§ The problem:
Output every line of the material exactly, omitting images.

§ Data supplied:
- - -

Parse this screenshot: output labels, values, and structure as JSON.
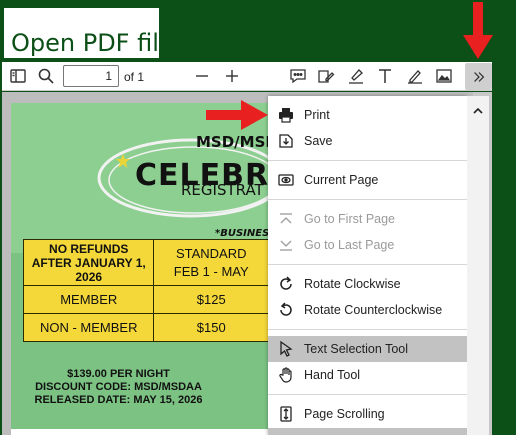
{
  "overlay": {
    "title": "Open PDF file",
    "arrow_color": "#e82020"
  },
  "toolbar": {
    "page_value": "1",
    "page_of": "of 1",
    "icons": [
      "sidebar-toggle-icon",
      "search-icon",
      "zoom-out-icon",
      "zoom-in-icon",
      "comment-icon",
      "sign-icon",
      "highlight-icon",
      "text-icon",
      "draw-icon",
      "image-icon",
      "more-icon"
    ]
  },
  "flyer": {
    "headline1": "MSD/MSD",
    "headline2": "CELEBRA",
    "headline3": "REGISTRAT",
    "business": "*BUSINESS",
    "table": {
      "header_left": "NO REFUNDS AFTER JANUARY 1, 2026",
      "header_right_1": "STANDARD",
      "header_right_2": "FEB 1 - MAY",
      "rows": [
        {
          "label": "MEMBER",
          "value": "$125"
        },
        {
          "label": "NON - MEMBER",
          "value": "$150"
        }
      ]
    },
    "footer_line1": "$139.00 PER NIGHT",
    "footer_line2": "DISCOUNT CODE: MSD/MSDAA",
    "footer_line3": "RELEASED DATE: MAY 15, 2026",
    "colors": {
      "background": "#7cc283",
      "table": "#f4d83a"
    }
  },
  "menu": {
    "print": "Print",
    "save": "Save",
    "current_page": "Current Page",
    "first_page": "Go to First Page",
    "last_page": "Go to Last Page",
    "rotate_cw": "Rotate Clockwise",
    "rotate_ccw": "Rotate Counterclockwise",
    "text_selection": "Text Selection Tool",
    "hand_tool": "Hand Tool",
    "page_scrolling": "Page Scrolling"
  }
}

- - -

§ Exercise response:
Parse this screenshot: output labels, values, and structure as JSON.
{
  "overlay": {
    "title": "Open PDF file",
    "arrow_color": "#e82020"
  },
  "toolbar": {
    "page_value": "1",
    "page_of": "of 1",
    "icons": [
      "sidebar-toggle-icon",
      "search-icon",
      "zoom-out-icon",
      "zoom-in-icon",
      "comment-icon",
      "sign-icon",
      "highlight-icon",
      "text-icon",
      "draw-icon",
      "image-icon",
      "more-icon"
    ]
  },
  "flyer": {
    "headline1": "MSD/MSD",
    "headline2": "CELEBRA",
    "headline3": "REGISTRAT",
    "business": "*BUSINESS",
    "table": {
      "header_left": "NO REFUNDS AFTER JANUARY 1, 2026",
      "header_right_1": "STANDARD",
      "header_right_2": "FEB 1 - MAY",
      "rows": [
        {
          "label": "MEMBER",
          "value": "$125"
        },
        {
          "label": "NON - MEMBER",
          "value": "$150"
        }
      ]
    },
    "footer_line1": "$139.00 PER NIGHT",
    "footer_line2": "DISCOUNT CODE: MSD/MSDAA",
    "footer_line3": "RELEASED DATE: MAY 15, 2026",
    "colors": {
      "background": "#7cc283",
      "table": "#f4d83a"
    }
  },
  "menu": {
    "print": "Print",
    "save": "Save",
    "current_page": "Current Page",
    "first_page": "Go to First Page",
    "last_page": "Go to Last Page",
    "rotate_cw": "Rotate Clockwise",
    "rotate_ccw": "Rotate Counterclockwise",
    "text_selection": "Text Selection Tool",
    "hand_tool": "Hand Tool",
    "page_scrolling": "Page Scrolling"
  }
}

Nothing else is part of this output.